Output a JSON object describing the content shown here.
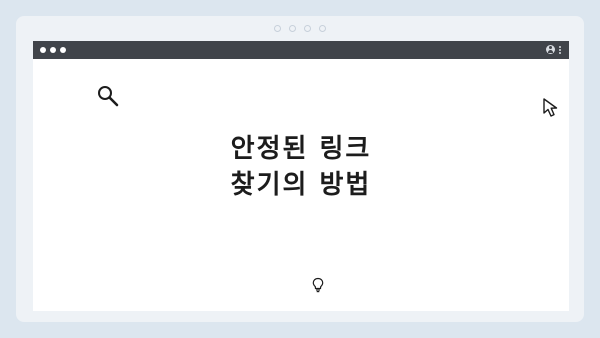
{
  "headline": {
    "line1": "안정된 링크",
    "line2": "찾기의 방법"
  },
  "icons": {
    "search": "search-icon",
    "cursor": "cursor-icon",
    "bulb": "lightbulb-icon",
    "user": "user-icon",
    "menu": "kebab-menu-icon"
  },
  "colors": {
    "background": "#dce6ef",
    "titlebar": "#40444a",
    "window": "#ffffff",
    "text": "#1c1c1c"
  }
}
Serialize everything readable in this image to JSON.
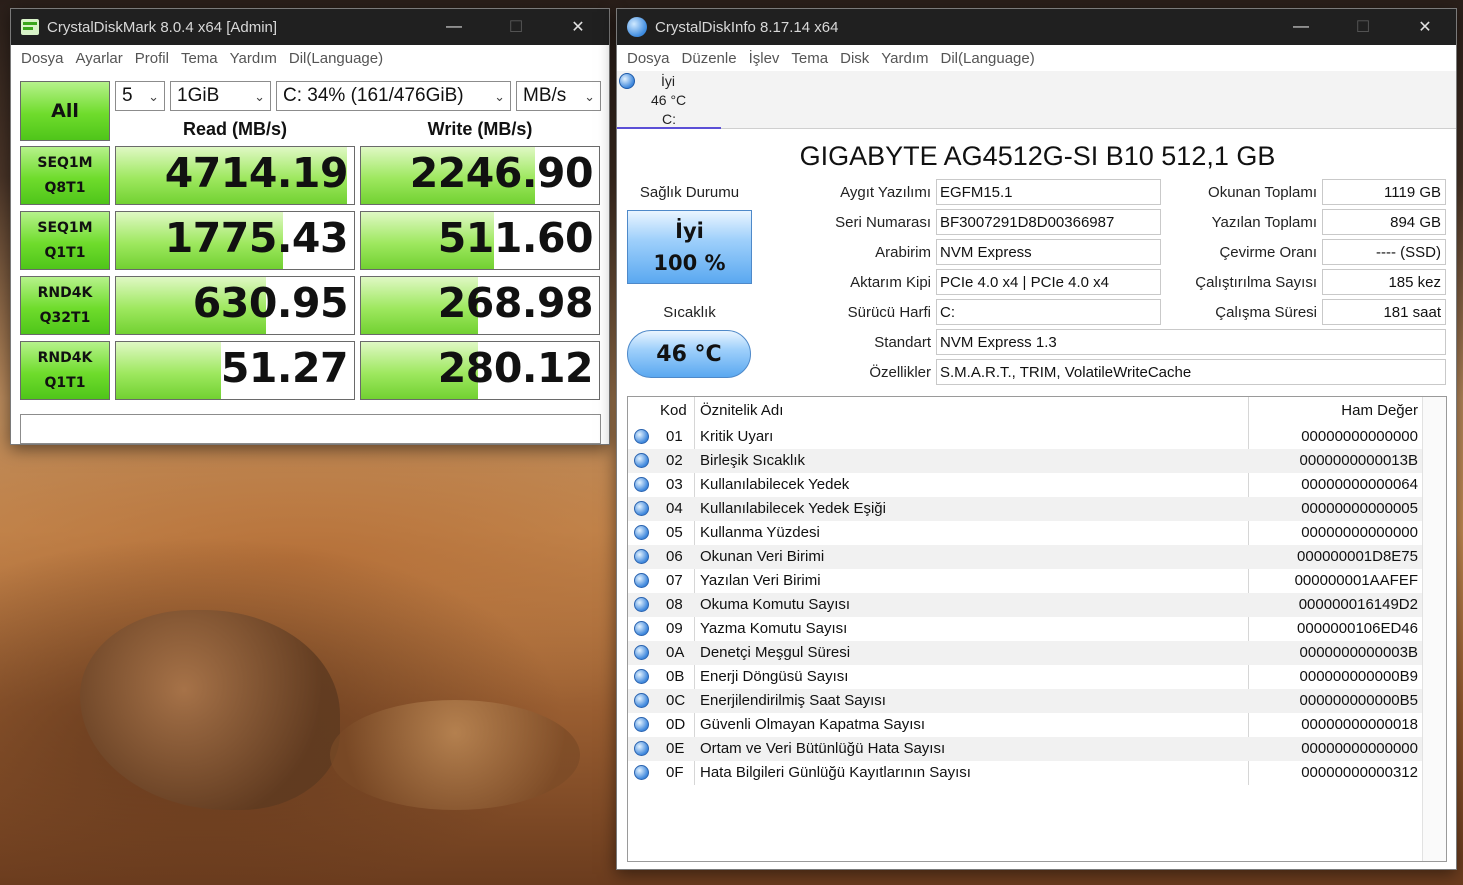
{
  "cdm": {
    "title": "CrystalDiskMark 8.0.4 x64 [Admin]",
    "menu": [
      "Dosya",
      "Ayarlar",
      "Profil",
      "Tema",
      "Yardım",
      "Dil(Language)"
    ],
    "all_label": "All",
    "count": "5",
    "size": "1GiB",
    "drive": "C: 34% (161/476GiB)",
    "unit": "MB/s",
    "read_header": "Read (MB/s)",
    "write_header": "Write (MB/s)",
    "tests": [
      {
        "l1": "SEQ1M",
        "l2": "Q8T1",
        "read": "4714.19",
        "write": "2246.90",
        "read_fill": 0.97,
        "write_fill": 0.73
      },
      {
        "l1": "SEQ1M",
        "l2": "Q1T1",
        "read": "1775.43",
        "write": "511.60",
        "read_fill": 0.7,
        "write_fill": 0.56
      },
      {
        "l1": "RND4K",
        "l2": "Q32T1",
        "read": "630.95",
        "write": "268.98",
        "read_fill": 0.63,
        "write_fill": 0.49
      },
      {
        "l1": "RND4K",
        "l2": "Q1T1",
        "read": "51.27",
        "write": "280.12",
        "read_fill": 0.44,
        "write_fill": 0.49
      }
    ],
    "status": ""
  },
  "cdi": {
    "title": "CrystalDiskInfo 8.17.14 x64",
    "menu": [
      "Dosya",
      "Düzenle",
      "İşlev",
      "Tema",
      "Disk",
      "Yardım",
      "Dil(Language)"
    ],
    "drive_tab": {
      "health": "İyi",
      "temp": "46 °C",
      "letter": "C:"
    },
    "model": "GIGABYTE AG4512G-SI B10 512,1 GB",
    "health_label": "Sağlık Durumu",
    "health_status": "İyi",
    "health_percent": "100 %",
    "temp_label": "Sıcaklık",
    "temp_value": "46 °C",
    "fields": {
      "firmware_label": "Aygıt Yazılımı",
      "firmware": "EGFM15.1",
      "serial_label": "Seri Numarası",
      "serial": "BF3007291D8D00366987",
      "interface_label": "Arabirim",
      "interface": "NVM Express",
      "transfer_label": "Aktarım Kipi",
      "transfer": "PCIe 4.0 x4 | PCIe 4.0 x4",
      "letter_label": "Sürücü Harfi",
      "letter": "C:",
      "standard_label": "Standart",
      "standard": "NVM Express 1.3",
      "features_label": "Özellikler",
      "features": "S.M.A.R.T., TRIM, VolatileWriteCache",
      "reads_label": "Okunan Toplamı",
      "reads": "1119 GB",
      "writes_label": "Yazılan Toplamı",
      "writes": "894 GB",
      "rpm_label": "Çevirme Oranı",
      "rpm": "---- (SSD)",
      "power_on_count_label": "Çalıştırılma Sayısı",
      "power_on_count": "185 kez",
      "power_on_hours_label": "Çalışma Süresi",
      "power_on_hours": "181 saat"
    },
    "smart_headers": {
      "code": "Kod",
      "name": "Öznitelik Adı",
      "raw": "Ham Değer"
    },
    "smart": [
      {
        "code": "01",
        "name": "Kritik Uyarı",
        "raw": "00000000000000"
      },
      {
        "code": "02",
        "name": "Birleşik Sıcaklık",
        "raw": "0000000000013B"
      },
      {
        "code": "03",
        "name": "Kullanılabilecek Yedek",
        "raw": "00000000000064"
      },
      {
        "code": "04",
        "name": "Kullanılabilecek Yedek Eşiği",
        "raw": "00000000000005"
      },
      {
        "code": "05",
        "name": "Kullanma Yüzdesi",
        "raw": "00000000000000"
      },
      {
        "code": "06",
        "name": "Okunan Veri Birimi",
        "raw": "000000001D8E75"
      },
      {
        "code": "07",
        "name": "Yazılan Veri Birimi",
        "raw": "000000001AAFEF"
      },
      {
        "code": "08",
        "name": "Okuma Komutu Sayısı",
        "raw": "000000016149D2"
      },
      {
        "code": "09",
        "name": "Yazma Komutu Sayısı",
        "raw": "0000000106ED46"
      },
      {
        "code": "0A",
        "name": "Denetçi Meşgul Süresi",
        "raw": "0000000000003B"
      },
      {
        "code": "0B",
        "name": "Enerji Döngüsü Sayısı",
        "raw": "000000000000B9"
      },
      {
        "code": "0C",
        "name": "Enerjilendirilmiş Saat Sayısı",
        "raw": "000000000000B5"
      },
      {
        "code": "0D",
        "name": "Güvenli Olmayan Kapatma Sayısı",
        "raw": "00000000000018"
      },
      {
        "code": "0E",
        "name": "Ortam ve Veri Bütünlüğü Hata Sayısı",
        "raw": "00000000000000"
      },
      {
        "code": "0F",
        "name": "Hata Bilgileri Günlüğü Kayıtlarının Sayısı",
        "raw": "00000000000312"
      }
    ]
  },
  "icons": {
    "minimize": "minimize-icon",
    "maximize": "maximize-icon",
    "close": "close-icon"
  },
  "colors": {
    "bar_green": "#72d132",
    "health_blue": "#5aa8f0",
    "titlebar": "#202020"
  }
}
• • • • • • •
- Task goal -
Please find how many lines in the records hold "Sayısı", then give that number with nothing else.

- Expected answer -
8